Assigned task -
Locate the string "this" in the records below. Copy every line where it occurs.

Records for the exercise -
[Start of section]
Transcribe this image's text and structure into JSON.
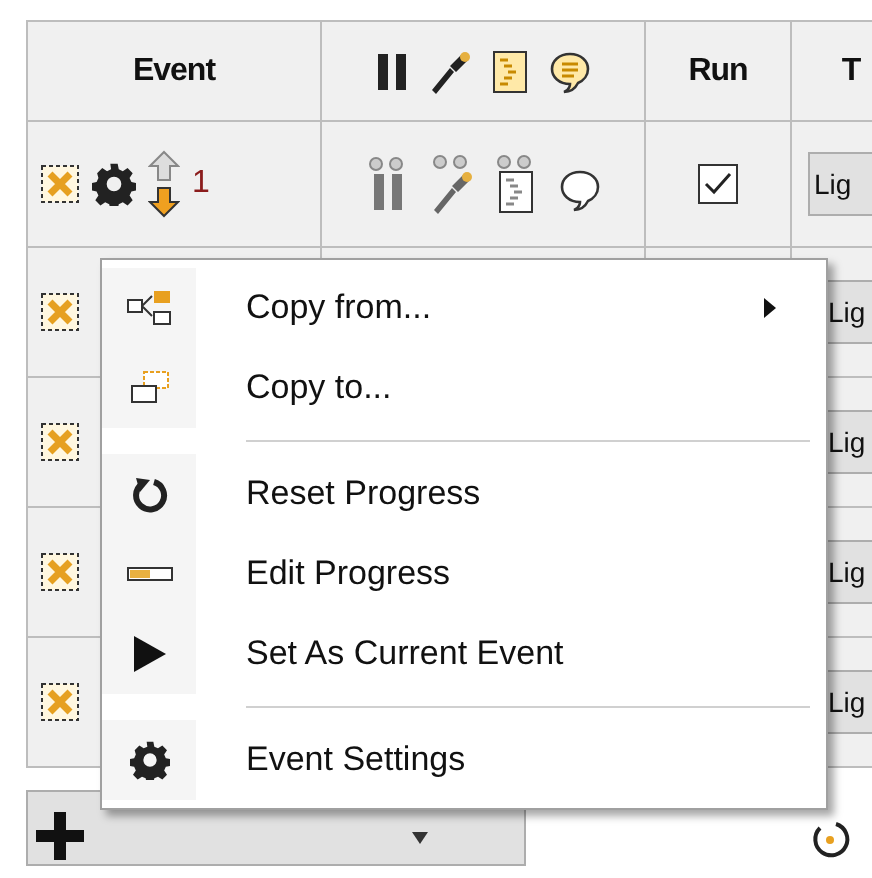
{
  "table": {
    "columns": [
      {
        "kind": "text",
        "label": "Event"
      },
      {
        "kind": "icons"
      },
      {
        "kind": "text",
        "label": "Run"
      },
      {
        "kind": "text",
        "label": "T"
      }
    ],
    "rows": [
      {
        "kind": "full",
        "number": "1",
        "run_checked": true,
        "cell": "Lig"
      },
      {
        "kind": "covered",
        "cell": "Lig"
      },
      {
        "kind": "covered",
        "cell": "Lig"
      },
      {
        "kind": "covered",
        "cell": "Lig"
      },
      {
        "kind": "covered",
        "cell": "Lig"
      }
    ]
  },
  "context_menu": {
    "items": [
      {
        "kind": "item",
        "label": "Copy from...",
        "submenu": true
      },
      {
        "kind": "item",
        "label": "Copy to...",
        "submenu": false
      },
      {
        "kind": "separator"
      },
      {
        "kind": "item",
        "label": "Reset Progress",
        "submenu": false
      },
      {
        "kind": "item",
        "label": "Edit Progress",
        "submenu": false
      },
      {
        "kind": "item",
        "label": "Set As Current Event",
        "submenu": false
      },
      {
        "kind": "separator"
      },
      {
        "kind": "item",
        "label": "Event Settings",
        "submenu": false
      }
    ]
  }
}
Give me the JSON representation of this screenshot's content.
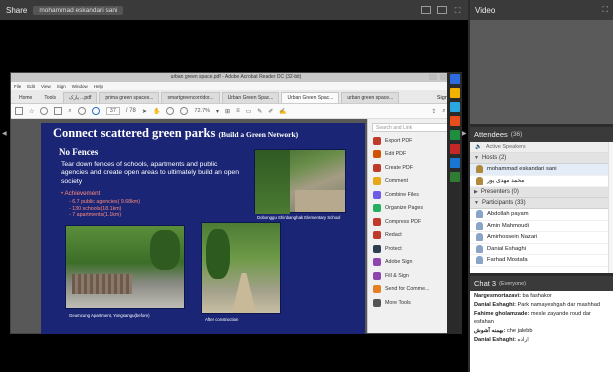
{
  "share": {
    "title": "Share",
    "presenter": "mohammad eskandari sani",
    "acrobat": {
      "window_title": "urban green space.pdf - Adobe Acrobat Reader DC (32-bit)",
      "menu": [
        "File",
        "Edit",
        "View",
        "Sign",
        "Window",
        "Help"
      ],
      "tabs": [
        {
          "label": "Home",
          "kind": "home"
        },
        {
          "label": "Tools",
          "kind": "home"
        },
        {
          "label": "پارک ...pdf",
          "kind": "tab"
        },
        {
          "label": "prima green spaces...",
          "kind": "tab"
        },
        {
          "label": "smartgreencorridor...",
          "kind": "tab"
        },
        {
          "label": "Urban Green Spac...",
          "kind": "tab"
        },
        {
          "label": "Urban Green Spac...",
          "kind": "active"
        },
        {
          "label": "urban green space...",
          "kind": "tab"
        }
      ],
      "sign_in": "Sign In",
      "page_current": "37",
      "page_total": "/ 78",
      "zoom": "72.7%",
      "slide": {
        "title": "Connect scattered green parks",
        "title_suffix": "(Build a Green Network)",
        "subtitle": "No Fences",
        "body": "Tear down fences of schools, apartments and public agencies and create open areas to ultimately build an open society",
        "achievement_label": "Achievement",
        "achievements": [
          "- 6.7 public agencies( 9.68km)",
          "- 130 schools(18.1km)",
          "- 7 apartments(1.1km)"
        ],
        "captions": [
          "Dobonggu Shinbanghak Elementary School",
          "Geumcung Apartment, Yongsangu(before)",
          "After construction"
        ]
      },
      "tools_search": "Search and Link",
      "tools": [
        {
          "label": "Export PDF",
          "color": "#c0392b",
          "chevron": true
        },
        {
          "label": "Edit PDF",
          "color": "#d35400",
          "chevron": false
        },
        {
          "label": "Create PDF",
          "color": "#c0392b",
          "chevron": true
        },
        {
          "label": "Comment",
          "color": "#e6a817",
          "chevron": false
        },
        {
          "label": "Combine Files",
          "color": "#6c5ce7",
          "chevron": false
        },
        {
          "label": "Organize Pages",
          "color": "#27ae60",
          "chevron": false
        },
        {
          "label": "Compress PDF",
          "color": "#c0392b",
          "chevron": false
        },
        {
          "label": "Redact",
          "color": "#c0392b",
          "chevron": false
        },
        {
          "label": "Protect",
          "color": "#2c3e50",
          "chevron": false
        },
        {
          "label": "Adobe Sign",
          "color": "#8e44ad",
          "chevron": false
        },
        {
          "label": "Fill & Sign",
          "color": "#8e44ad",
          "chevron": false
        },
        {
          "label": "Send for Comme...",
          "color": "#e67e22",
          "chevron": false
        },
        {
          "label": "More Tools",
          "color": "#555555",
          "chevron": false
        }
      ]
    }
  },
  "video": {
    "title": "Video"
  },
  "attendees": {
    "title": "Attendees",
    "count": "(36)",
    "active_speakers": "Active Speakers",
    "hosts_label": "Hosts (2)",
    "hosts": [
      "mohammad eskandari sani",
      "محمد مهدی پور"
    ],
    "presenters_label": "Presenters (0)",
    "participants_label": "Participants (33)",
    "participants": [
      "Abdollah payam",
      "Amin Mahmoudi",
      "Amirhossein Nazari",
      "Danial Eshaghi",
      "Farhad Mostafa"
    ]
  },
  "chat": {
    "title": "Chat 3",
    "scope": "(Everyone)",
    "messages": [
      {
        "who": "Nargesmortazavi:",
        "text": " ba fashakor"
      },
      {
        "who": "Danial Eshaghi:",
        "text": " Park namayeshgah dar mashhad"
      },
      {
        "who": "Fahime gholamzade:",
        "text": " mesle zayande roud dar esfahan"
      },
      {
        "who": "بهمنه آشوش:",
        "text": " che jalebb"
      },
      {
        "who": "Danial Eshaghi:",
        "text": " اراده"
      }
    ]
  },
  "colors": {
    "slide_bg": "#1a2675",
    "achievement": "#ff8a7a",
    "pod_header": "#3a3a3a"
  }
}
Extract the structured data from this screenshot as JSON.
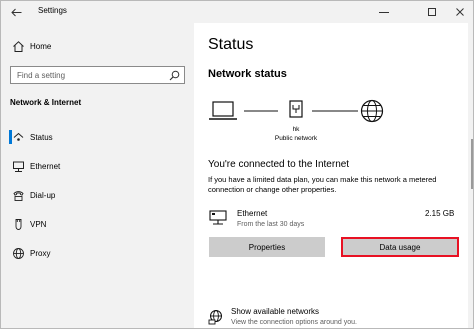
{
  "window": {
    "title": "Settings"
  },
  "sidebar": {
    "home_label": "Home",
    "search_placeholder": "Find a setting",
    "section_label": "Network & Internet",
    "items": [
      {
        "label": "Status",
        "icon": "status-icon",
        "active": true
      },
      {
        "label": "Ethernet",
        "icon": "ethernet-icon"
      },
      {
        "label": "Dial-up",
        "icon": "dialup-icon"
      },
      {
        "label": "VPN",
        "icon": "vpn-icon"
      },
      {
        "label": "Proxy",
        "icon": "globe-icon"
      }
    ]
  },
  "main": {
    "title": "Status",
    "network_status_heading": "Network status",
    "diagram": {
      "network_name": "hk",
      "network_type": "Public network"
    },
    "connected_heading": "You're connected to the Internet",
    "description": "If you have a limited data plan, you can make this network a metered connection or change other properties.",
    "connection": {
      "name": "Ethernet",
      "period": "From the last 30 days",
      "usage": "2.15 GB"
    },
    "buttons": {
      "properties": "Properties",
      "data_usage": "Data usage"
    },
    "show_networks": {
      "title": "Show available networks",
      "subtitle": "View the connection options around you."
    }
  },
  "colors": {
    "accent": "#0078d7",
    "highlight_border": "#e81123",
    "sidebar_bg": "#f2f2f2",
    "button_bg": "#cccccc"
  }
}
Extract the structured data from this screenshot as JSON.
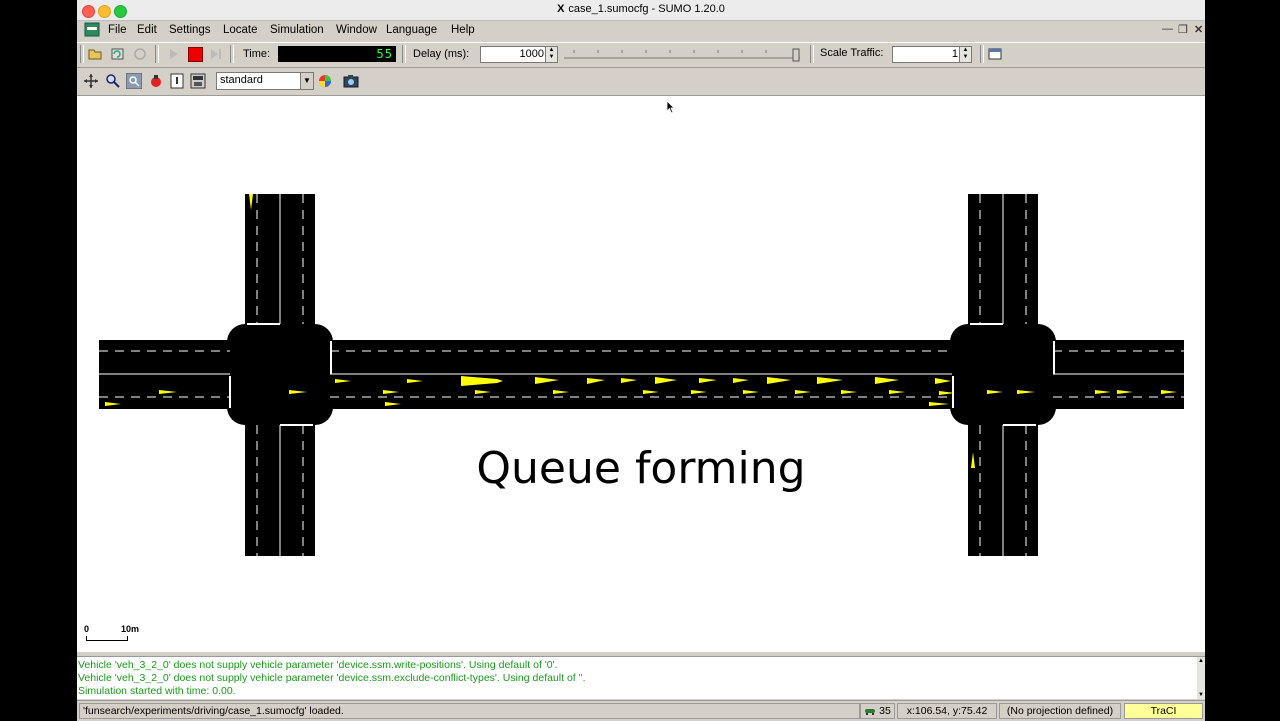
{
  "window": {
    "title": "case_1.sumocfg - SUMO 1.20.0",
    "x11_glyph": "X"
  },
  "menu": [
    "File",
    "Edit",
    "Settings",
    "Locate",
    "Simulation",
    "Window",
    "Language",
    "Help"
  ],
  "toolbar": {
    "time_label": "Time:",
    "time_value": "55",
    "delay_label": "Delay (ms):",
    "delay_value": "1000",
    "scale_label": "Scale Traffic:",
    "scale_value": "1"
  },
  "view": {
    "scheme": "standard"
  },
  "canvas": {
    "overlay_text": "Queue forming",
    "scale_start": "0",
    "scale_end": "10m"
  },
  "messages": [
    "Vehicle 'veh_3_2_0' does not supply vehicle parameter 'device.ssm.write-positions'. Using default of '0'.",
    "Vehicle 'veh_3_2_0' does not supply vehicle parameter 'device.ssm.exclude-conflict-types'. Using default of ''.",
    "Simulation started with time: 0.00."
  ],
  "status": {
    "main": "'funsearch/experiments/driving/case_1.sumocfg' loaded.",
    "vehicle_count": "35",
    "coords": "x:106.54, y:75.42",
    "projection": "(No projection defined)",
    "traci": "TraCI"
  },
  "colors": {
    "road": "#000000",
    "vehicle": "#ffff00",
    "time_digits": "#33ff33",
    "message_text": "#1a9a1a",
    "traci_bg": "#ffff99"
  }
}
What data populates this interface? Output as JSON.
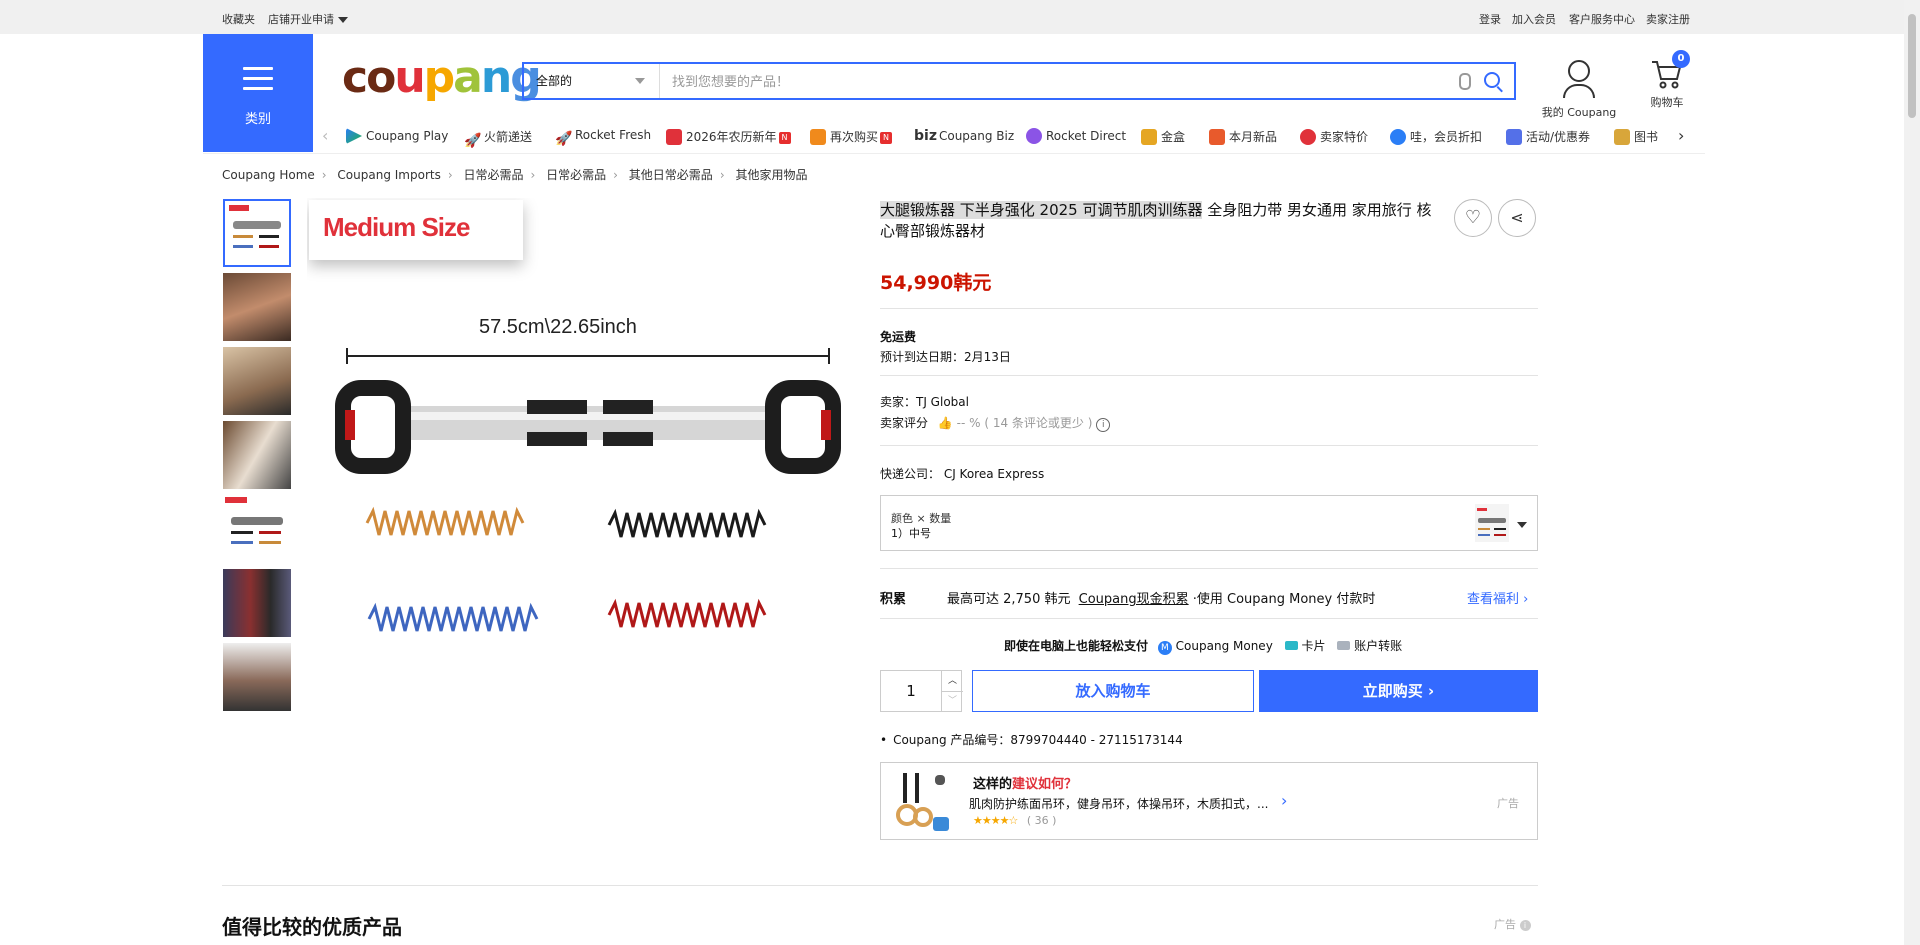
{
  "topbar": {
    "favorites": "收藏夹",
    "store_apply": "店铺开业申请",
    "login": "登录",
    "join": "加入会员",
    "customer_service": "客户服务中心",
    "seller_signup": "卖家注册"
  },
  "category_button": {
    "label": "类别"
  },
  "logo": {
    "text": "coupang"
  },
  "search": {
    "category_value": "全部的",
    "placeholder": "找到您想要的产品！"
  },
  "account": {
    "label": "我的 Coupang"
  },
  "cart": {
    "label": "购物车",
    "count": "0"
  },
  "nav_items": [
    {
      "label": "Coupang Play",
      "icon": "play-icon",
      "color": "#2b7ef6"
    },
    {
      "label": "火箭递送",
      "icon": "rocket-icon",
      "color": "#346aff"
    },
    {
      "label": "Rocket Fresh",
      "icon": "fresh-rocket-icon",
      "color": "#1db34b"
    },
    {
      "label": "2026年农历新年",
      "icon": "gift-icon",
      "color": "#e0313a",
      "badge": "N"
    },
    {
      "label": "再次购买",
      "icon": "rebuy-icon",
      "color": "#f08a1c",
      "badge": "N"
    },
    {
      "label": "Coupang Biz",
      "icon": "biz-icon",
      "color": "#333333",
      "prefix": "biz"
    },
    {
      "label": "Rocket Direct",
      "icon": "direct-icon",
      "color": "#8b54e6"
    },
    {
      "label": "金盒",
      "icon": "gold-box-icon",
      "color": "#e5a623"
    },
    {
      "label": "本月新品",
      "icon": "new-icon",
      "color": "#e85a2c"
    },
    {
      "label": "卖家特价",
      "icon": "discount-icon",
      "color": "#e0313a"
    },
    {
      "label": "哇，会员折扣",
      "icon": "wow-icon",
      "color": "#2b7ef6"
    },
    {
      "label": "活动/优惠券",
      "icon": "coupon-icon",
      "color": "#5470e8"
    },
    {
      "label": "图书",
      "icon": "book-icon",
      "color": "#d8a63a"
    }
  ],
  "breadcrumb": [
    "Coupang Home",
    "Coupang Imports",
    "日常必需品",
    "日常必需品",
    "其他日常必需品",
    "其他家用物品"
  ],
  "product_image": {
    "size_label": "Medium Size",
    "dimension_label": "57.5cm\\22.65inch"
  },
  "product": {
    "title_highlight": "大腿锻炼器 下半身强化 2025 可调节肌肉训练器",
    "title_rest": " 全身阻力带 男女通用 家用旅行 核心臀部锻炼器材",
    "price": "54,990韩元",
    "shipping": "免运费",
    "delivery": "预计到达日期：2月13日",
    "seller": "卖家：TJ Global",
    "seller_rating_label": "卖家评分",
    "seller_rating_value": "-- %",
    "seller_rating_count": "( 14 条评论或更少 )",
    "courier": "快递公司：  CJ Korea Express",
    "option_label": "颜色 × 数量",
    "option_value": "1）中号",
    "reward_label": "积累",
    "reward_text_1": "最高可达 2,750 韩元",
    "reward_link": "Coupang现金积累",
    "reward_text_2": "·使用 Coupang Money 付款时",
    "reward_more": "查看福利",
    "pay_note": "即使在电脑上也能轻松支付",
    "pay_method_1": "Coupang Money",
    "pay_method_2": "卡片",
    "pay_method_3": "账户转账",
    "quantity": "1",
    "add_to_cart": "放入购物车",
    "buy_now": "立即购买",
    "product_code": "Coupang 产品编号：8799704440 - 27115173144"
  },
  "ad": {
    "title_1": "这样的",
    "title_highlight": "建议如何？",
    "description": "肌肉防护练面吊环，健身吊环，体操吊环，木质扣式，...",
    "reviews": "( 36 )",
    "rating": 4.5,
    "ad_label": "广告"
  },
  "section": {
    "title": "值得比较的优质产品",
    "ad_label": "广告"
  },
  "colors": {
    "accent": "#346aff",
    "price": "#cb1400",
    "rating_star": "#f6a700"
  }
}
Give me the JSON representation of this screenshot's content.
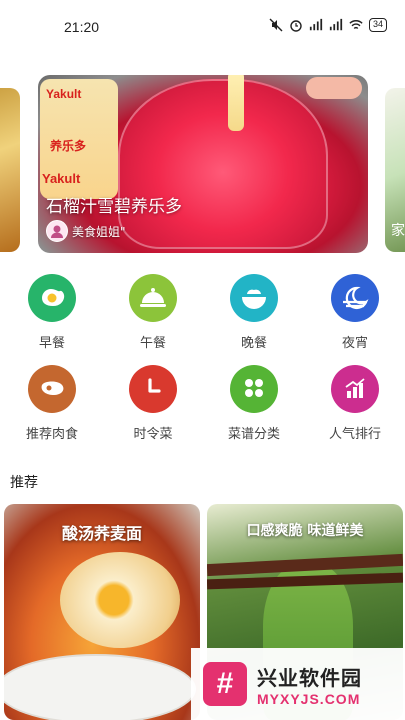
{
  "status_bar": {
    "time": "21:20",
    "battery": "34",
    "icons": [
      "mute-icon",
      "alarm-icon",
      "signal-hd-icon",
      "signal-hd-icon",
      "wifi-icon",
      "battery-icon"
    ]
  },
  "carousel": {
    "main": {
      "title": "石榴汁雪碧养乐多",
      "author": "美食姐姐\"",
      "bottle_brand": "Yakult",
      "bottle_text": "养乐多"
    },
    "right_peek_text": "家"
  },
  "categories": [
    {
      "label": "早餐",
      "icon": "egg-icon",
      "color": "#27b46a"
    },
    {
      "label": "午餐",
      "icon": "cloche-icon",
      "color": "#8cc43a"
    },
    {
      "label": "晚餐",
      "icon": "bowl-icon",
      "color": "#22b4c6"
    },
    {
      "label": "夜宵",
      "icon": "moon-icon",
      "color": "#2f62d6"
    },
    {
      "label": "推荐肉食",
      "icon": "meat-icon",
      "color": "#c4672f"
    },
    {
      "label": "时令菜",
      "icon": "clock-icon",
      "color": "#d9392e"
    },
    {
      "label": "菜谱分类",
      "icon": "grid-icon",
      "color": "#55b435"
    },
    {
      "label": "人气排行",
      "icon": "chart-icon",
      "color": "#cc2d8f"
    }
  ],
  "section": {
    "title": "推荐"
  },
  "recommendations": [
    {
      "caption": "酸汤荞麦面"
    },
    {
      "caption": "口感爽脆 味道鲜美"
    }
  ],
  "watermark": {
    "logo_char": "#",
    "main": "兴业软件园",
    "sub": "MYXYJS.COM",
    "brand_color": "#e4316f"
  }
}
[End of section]
Answer -
Transcribe this image's text and structure into JSON.
Give me the JSON representation of this screenshot's content.
Extract the structured data from this screenshot as JSON.
    "description": "If you have a limited data plan, you can make this network a metered connection or change other properties.",
Extract the structured data from this screenshot as JSON.
What data populates this interface? Output as JSON.
Give me the JSON representation of this screenshot's content.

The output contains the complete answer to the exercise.